By Emily Stevenson
That’s what most people would say when they couldn’t find the holiday gift they wanted to send. Not Lindsey and Matt Ballenger, co-founders of Charleston Shucker Co.
Lindsey had planned to give all the males in her family a personalized oyster knife for Christmas but couldn’t find anywhere that sold high-quality engravable knives. Instead of finding an alternative gift, she found a new business.
“We decided there was a missing market for this,” says Lindsey. “My husband put a basic website together and through word of mouth it started to grow, and Internet sales started coming in.”
That was in 2007. Since then, Charleston Shucker Co. has taken off. When they began, the company personalized knives sold by other businesses. Now, they manufacture their own knives, as well as a line of other products such as steamers, specialty gift baskets, and apparel.
In 2016, the Ballengers began selling their products on Amazon.com. They were also featured in the 2016 Southern Living Holiday Gift Guide, an annual feature of the publication highlighting locally made products.
“It was a huge thing,” says Lindsey about the Southern Living publicity. “Our sales went through the roof.”
In addition, Charleston Shucker Co. was featured on Top Chef when the popular cooking show filmed a season in Charleston: they used the company’s oyster steamer, and one of the chefs used a Charleston Shucker Co. knife.
“Last year we got a lot of great press, so it was a huge year of growth for us,” says Lindsey.
In 2017, they launched a new website as well as a new product: a folding oyster knife with a built-in bottle opener. Sales are up overall, although Lindsey says that corporate sales have taken off the most.
“That’s where we see the most growth,” she says. “We work with corporations for marketing products and corporate gifts.”
For instance, Charleston Shucker Co. recently completed a big job for a winery in Seattle. The winery was debuting a new white wine that they were marketing with seafood, making an oyster knife the perfect promotional item. The Ballengers engraved the winery’s logo on the knives.
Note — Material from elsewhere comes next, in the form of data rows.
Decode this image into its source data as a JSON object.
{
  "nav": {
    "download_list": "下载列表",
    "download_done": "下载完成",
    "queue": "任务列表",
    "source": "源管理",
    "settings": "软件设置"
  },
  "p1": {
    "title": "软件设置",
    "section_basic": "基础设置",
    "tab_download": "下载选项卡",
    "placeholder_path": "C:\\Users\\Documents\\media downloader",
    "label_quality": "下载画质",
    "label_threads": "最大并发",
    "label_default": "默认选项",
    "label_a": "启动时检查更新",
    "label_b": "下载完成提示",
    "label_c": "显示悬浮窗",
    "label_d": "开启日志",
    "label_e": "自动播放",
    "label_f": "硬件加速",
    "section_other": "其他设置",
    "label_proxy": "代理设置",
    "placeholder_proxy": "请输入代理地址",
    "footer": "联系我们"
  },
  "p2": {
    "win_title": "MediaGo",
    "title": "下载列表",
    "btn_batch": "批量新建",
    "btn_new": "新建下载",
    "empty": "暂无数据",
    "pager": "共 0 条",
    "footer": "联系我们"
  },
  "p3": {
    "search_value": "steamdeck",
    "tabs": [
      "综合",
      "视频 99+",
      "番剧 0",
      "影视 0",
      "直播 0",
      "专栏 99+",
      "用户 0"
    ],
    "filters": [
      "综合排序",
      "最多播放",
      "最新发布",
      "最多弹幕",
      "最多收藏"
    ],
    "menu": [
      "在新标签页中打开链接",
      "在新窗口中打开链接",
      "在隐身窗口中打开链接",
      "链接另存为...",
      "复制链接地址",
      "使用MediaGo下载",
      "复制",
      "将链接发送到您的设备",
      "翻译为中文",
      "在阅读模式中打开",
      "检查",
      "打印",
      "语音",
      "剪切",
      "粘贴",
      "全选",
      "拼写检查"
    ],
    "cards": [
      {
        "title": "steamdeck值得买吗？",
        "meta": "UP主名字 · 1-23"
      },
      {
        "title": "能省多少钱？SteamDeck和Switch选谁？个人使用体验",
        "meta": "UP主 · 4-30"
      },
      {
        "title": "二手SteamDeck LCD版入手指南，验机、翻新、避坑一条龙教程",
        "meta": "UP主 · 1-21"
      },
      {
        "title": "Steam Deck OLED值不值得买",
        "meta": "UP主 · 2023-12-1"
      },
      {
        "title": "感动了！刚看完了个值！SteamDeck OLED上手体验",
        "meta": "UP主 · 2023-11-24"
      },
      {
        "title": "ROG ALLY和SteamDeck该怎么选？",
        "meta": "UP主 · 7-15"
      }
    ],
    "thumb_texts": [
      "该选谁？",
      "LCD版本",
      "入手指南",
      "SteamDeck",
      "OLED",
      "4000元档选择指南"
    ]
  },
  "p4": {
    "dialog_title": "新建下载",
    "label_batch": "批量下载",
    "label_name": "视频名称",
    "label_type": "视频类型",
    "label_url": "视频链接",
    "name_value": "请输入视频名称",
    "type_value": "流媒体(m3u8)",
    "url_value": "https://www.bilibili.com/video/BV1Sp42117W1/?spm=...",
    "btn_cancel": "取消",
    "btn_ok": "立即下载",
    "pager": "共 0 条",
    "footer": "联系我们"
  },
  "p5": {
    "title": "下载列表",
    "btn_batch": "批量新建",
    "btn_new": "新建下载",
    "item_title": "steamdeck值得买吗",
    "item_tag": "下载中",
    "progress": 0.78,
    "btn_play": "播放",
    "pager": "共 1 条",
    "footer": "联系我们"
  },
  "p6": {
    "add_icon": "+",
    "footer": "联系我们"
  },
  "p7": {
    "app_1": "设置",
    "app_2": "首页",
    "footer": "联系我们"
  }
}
But Lindsey says that despite the growth in the corporate marketplace, holiday gift-giving remains their largest sector. The company also works with brides and wedding parties to provide personalized oyster knives to groomsmen or to attendees of showers or rehearsal dinners that may include an oyster roast.
Although her background is in nonprofit fundraising, Lindsey easily transitioned into owning a business full-time after the birth of her second of three daughters. As the sole full-time proprietor of the Charleston Shucker Co., Lindsey has had to do it all, from engraving to taking orders to working with her shipper to troubleshooting packages that are stuck trying to get out of the country. She says that having worked with small staffs in the past has helped prepare her to run a business.
“Those skills that I have learned with fundraising and marketing have helped me in this business,” she says. “I was never spoiled by working in a huge corporation. It was a good transition.”
Lindsey wants to help others have good transitions as well. She has worked with many women, especially mothers looking for a more flexible career, to start their business.
Her biggest advice?
“I would tell them to start small,” she says. “You may have a vision of the way you want it to be, but if you wait until that all comes together, you may not start it or it may be too late. Start with where you are and what you have, and let it grow.”
She recalls that when she first “dipped her toe” into social media, she was intimidated by it, but she started small, with what she had, and it continued to grow as she learned.
Learning is part of owning a business, and Lindsey encourages budding business owners to talk to as many people as they can to soak up advice.
“Don’t be afraid to talk to people,” she says. “People are always willing to share their expertise or where they’ve made mistakes, how they’ve learned from those mistakes. Be around smart people that you can pull on for advice.”
Although she never set out to own a business, Lindsey is glad that she had the opportunity. As her daughters are getting older, they’re interested in learning more about what Mom does.
“They’ve always been interested in wanting to help, and I see this as a great opportunity to teach them,” she says. “With our oldest, we’ve been talking through different products that she could help develop.”
But that’s still down the road. As far as the future goes, Lindsey says they still plan to keep the company small.
“2017 was a big year with the new website, new photography, and new products,” says Lindsey. “We’ll probably spend 2018 doing a little strategic planning. We like that it is a family business.”